Ian’s consultant also suggested complementary therapies without which he doesn’t think he’d be controlling his pain management. Ian explores and experiences reflexology, physiotherapy and mindfulness.
Through these ongoing outpatient appointments, he has space and time to talk; be listened to and really focus on what can work for him. Ian likes that his appointments keep it all joined together and look beyond the specific details of his cancer and its treatments.
He is offered ideas, choices and guidance which he wouldn’t otherwise have thought of.
Ian said “I find that I can unload anything that is worrying me and openly discuss the reality of my situation. Over time I have stopped looking at trying to ‘get back to the way things were’ and I have accepted ‘the new normality’ of my life to come.”
Ian has become far more confident in himself and he has now started to do many things again, like going abroad for holidays something he and his wife wouldn’t have thought would have been possible.
David came into the care of the hospice after being diagnosed with a liver tumour when 52 years old.
Having previously lived a very active and healthy lifestyle, and with no family history of cancer, this came as a real blow as he was forced very quickly to take early retirement from his role as a Suffolk primary school teacher. It was at this point that St Elizabeth Hospice was told about him by the hospital and the next thing he knew was a community nurse specialist made contact with him.
The nurse makes regular visits to David who lives in rural East Suffolk and listens to him and uses her extensive experience to explain expectations. She also liaises with the district nurse; meets with his GP every week and sorts out pain relief using her specialist knowledge. This help and support has gradually enabled David to feel positive again and to be seen in his own home.
A key turning point for David came when the nurse spotted his need for some kind of outlet for self-expression. As a teacher, David had always done lots of art with the children at school but never for himself. She put him in touch with the hospice art therapist. They meet regularly and David soon discovered that it really is a form of self-expression for him, especially when his emotions were all over the place.
David was also referred to the family support team; who have really helped him to deal with the emotional side of his illness. David reveals: “These counselling sessions are so useful to me. I feel cared for as the whole person that I am, not just as a patient with metastatic colon cancer. I no longer feel isolated.”
Toni was diagnosed with stage four pancreatic cancer at 43 years old. During her oncology consultation she was referred to St Elizabeth Hospice, for pain management and palliative care.
Toni came to have a look around as part of an outpatient appointment. She needed direction and guidance even though she knew there was no ‘right’ way. After that initial visit Toni came to the hospice regularly as she saw it as a safe place where her questions were answered.

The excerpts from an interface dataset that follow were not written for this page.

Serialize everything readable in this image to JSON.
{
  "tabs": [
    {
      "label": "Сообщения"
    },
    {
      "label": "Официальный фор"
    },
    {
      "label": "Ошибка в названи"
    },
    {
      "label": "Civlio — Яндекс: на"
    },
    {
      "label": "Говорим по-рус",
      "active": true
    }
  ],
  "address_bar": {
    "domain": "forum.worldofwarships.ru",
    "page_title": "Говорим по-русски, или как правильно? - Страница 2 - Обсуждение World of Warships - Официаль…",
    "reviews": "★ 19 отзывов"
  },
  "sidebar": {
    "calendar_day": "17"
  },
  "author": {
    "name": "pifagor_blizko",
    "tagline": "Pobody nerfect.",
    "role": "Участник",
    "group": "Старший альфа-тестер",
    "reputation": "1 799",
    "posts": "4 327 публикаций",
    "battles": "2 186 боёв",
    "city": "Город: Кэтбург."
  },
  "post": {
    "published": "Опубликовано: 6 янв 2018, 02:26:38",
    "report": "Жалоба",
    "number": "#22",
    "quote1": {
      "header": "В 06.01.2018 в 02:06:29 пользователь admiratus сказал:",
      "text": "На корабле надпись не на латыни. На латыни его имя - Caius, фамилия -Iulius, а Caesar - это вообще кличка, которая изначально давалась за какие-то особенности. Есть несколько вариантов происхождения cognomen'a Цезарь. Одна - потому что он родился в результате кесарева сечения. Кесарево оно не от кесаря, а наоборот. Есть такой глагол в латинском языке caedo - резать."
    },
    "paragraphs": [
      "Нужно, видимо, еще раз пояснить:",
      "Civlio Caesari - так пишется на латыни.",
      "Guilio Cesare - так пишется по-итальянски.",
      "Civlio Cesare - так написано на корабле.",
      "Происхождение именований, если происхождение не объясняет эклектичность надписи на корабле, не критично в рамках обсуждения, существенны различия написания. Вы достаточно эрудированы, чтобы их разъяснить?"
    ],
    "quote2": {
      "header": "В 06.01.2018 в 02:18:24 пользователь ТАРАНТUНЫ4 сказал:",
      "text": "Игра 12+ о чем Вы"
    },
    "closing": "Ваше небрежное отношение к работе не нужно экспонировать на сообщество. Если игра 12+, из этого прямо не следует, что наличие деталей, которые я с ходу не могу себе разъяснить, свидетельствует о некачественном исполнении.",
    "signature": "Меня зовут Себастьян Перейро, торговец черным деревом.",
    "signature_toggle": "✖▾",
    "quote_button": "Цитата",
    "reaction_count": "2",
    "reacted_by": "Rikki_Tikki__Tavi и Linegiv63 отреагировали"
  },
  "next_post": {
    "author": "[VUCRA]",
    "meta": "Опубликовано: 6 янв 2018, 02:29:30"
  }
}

She was allowed to question everything and was given answers which provided reassurance.
As a former nurse used to caring for others, the role of patient was difficult for Toni however when the need came for her to come to the hospice from hospital, once she needed to be an inpatient, it made her finally feel safe.

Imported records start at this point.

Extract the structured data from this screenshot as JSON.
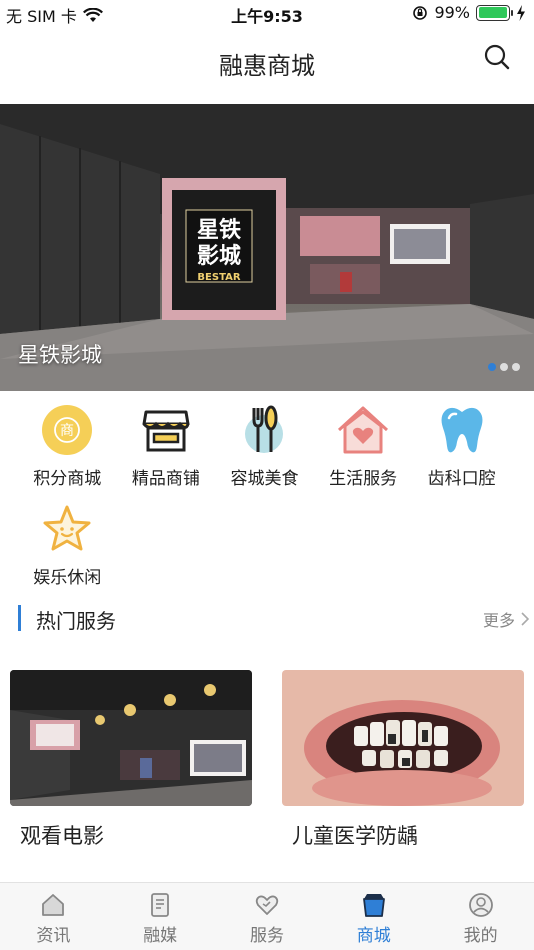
{
  "status_bar": {
    "carrier": "无 SIM 卡",
    "time": "上午9:53",
    "battery_percent": "99%",
    "battery_level": 0.99
  },
  "nav": {
    "title": "融惠商城",
    "search_icon": "search-icon"
  },
  "banner": {
    "caption": "星铁影城",
    "slide_count": 3,
    "active_slide": 0,
    "sign_text": [
      "星铁",
      "影城",
      "BESTAR"
    ]
  },
  "categories": [
    {
      "label": "积分商城",
      "icon": "points-mall-icon",
      "badge": "商"
    },
    {
      "label": "精品商铺",
      "icon": "shop-icon"
    },
    {
      "label": "容城美食",
      "icon": "food-icon"
    },
    {
      "label": "生活服务",
      "icon": "life-service-icon"
    },
    {
      "label": "齿科口腔",
      "icon": "tooth-icon"
    },
    {
      "label": "娱乐休闲",
      "icon": "star-icon"
    }
  ],
  "hot_section": {
    "title": "热门服务",
    "more": "更多"
  },
  "cards": [
    {
      "title": "观看电影",
      "image": "cinema-interior-image"
    },
    {
      "title": "儿童医学防龋",
      "image": "child-teeth-image"
    }
  ],
  "tabs": [
    {
      "label": "资讯",
      "icon": "home-icon",
      "active": false
    },
    {
      "label": "融媒",
      "icon": "document-icon",
      "active": false
    },
    {
      "label": "服务",
      "icon": "heart-icon",
      "active": false
    },
    {
      "label": "商城",
      "icon": "bag-icon",
      "active": true
    },
    {
      "label": "我的",
      "icon": "profile-icon",
      "active": false
    }
  ],
  "colors": {
    "accent": "#2f7fd6",
    "gold": "#f0c040",
    "pink": "#e8827e",
    "tooth_blue": "#5bb7e8"
  }
}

For Toni, having continuity was important – the consultant she saw at the hospital was the same one who looked after her in the inpatient unit at the hospice. She recalled: “I was told that there was a bed for me on a Thursday and the very next day I was comfortably tucked in, with my cat who was allowed to visit. It is as if we were at home.”
Toni soon discovered the impeccably-kept hospice garden. She loved it there, calling it “unbelievable.” There are plenty of fish in the pond; raised flower beds for patients to access and the summerhouse, hidden in the corner for patients, family and friends to inhabit.

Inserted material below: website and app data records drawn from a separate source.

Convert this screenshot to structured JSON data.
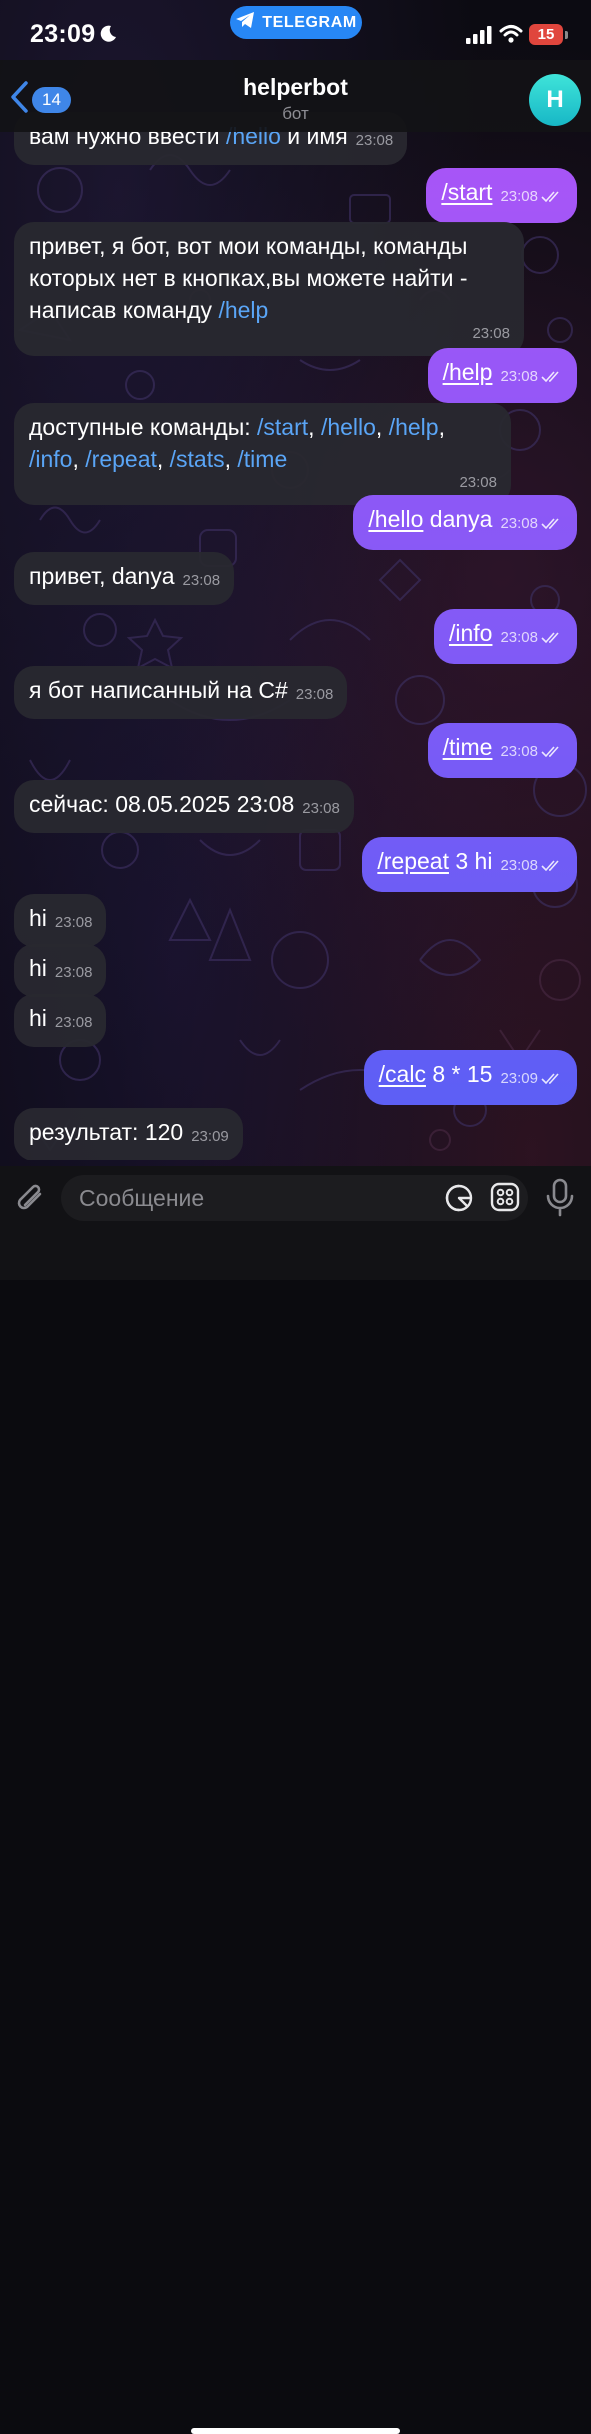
{
  "status": {
    "time": "23:09",
    "badge": "TELEGRAM",
    "battery": "15"
  },
  "header": {
    "back_count": "14",
    "title": "helperbot",
    "subtitle": "бот",
    "avatar_letter": "H"
  },
  "colors": {
    "accent": "#2787f5",
    "out_bubble_top": "#a855f7",
    "out_bubble_bottom": "#5b5ff5",
    "in_bubble": "#28282f",
    "avatar": "#27c6d0"
  },
  "messages": [
    {
      "dir": "in",
      "parts": [
        {
          "t": "вам нужно ввести "
        },
        {
          "t": "/hello",
          "cmd": true
        },
        {
          "t": " и имя"
        }
      ],
      "time": "23:08"
    },
    {
      "dir": "out",
      "parts": [
        {
          "t": "/start",
          "cmd": true
        }
      ],
      "time": "23:08"
    },
    {
      "dir": "in",
      "parts": [
        {
          "t": "привет, я бот, вот мои команды, команды которых нет в кнопках,вы можете найти - написав команду "
        },
        {
          "t": "/help",
          "cmd": true
        }
      ],
      "time": "23:08"
    },
    {
      "dir": "out",
      "parts": [
        {
          "t": "/help",
          "cmd": true
        }
      ],
      "time": "23:08"
    },
    {
      "dir": "in",
      "parts": [
        {
          "t": "доступные команды: "
        },
        {
          "t": "/start",
          "cmd": true
        },
        {
          "t": ", "
        },
        {
          "t": "/hello",
          "cmd": true
        },
        {
          "t": ", "
        },
        {
          "t": "/help",
          "cmd": true
        },
        {
          "t": ", "
        },
        {
          "t": "/info",
          "cmd": true
        },
        {
          "t": ", "
        },
        {
          "t": "/repeat",
          "cmd": true
        },
        {
          "t": ", "
        },
        {
          "t": "/stats",
          "cmd": true
        },
        {
          "t": ", "
        },
        {
          "t": "/time",
          "cmd": true
        }
      ],
      "time": "23:08"
    },
    {
      "dir": "out",
      "parts": [
        {
          "t": "/hello",
          "cmd": true
        },
        {
          "t": " danya"
        }
      ],
      "time": "23:08"
    },
    {
      "dir": "in",
      "parts": [
        {
          "t": "привет, danya"
        }
      ],
      "time": "23:08"
    },
    {
      "dir": "out",
      "parts": [
        {
          "t": "/info",
          "cmd": true
        }
      ],
      "time": "23:08"
    },
    {
      "dir": "in",
      "parts": [
        {
          "t": "я бот написанный на C#"
        }
      ],
      "time": "23:08"
    },
    {
      "dir": "out",
      "parts": [
        {
          "t": "/time",
          "cmd": true
        }
      ],
      "time": "23:08"
    },
    {
      "dir": "in",
      "parts": [
        {
          "t": "сейчас: 08.05.2025 23:08"
        }
      ],
      "time": "23:08"
    },
    {
      "dir": "out",
      "parts": [
        {
          "t": "/repeat",
          "cmd": true
        },
        {
          "t": " 3 hi"
        }
      ],
      "time": "23:08"
    },
    {
      "dir": "in",
      "parts": [
        {
          "t": "hi"
        }
      ],
      "time": "23:08"
    },
    {
      "dir": "in",
      "parts": [
        {
          "t": "hi"
        }
      ],
      "time": "23:08"
    },
    {
      "dir": "in",
      "parts": [
        {
          "t": "hi"
        }
      ],
      "time": "23:08"
    },
    {
      "dir": "out",
      "parts": [
        {
          "t": "/calc",
          "cmd": true
        },
        {
          "t": " 8 * 15"
        }
      ],
      "time": "23:09"
    },
    {
      "dir": "in",
      "parts": [
        {
          "t": "результат: 120"
        }
      ],
      "time": "23:09"
    }
  ],
  "input": {
    "placeholder": "Сообщение"
  }
}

Since experiencing the care Toni and her family decided that they wanted to raise money to support the hospice; as thanks for the support they received. They wanted to ensure that others may benefit as Toni did.